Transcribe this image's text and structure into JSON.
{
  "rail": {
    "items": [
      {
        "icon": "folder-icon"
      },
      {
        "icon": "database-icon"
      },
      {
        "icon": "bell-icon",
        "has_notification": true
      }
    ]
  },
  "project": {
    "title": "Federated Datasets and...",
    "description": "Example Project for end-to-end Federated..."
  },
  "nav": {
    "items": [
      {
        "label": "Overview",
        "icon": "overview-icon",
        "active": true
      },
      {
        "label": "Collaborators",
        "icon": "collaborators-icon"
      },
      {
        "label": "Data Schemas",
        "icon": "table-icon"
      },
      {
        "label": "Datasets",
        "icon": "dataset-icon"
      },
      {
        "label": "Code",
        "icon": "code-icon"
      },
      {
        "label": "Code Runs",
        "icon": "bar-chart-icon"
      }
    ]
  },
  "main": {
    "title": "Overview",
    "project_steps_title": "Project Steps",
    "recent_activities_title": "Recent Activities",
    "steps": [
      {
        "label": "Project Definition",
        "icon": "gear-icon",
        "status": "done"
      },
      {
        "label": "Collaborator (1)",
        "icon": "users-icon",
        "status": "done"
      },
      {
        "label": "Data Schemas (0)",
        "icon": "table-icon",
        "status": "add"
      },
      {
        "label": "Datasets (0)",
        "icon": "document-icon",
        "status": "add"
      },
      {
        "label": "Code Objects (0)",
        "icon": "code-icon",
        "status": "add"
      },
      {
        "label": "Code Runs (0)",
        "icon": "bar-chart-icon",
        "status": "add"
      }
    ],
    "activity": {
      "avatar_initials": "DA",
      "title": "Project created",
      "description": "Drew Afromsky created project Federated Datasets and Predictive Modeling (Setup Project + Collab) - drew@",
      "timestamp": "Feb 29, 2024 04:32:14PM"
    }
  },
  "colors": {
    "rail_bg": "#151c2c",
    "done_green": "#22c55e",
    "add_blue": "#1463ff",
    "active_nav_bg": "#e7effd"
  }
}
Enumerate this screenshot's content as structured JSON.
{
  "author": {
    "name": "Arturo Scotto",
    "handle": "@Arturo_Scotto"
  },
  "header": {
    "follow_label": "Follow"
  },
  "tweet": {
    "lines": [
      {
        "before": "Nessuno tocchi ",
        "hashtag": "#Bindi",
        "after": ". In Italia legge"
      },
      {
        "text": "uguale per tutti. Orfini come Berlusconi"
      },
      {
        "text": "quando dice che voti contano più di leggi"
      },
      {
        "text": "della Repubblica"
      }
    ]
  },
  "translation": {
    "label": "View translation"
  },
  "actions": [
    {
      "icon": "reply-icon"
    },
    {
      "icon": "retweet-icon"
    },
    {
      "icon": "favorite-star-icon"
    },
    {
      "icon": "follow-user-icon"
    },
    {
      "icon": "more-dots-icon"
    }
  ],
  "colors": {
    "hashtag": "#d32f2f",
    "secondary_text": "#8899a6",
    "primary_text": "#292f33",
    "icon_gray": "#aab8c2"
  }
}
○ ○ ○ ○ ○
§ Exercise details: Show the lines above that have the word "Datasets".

§ Response below:
    "title": "Federated Datasets and...",
        "label": "Datasets",
        "label": "Datasets (0)",
      "description": "Drew Afromsky created project Federated Datasets and Predictive Modeling (Setup Project + Collab) - drew@",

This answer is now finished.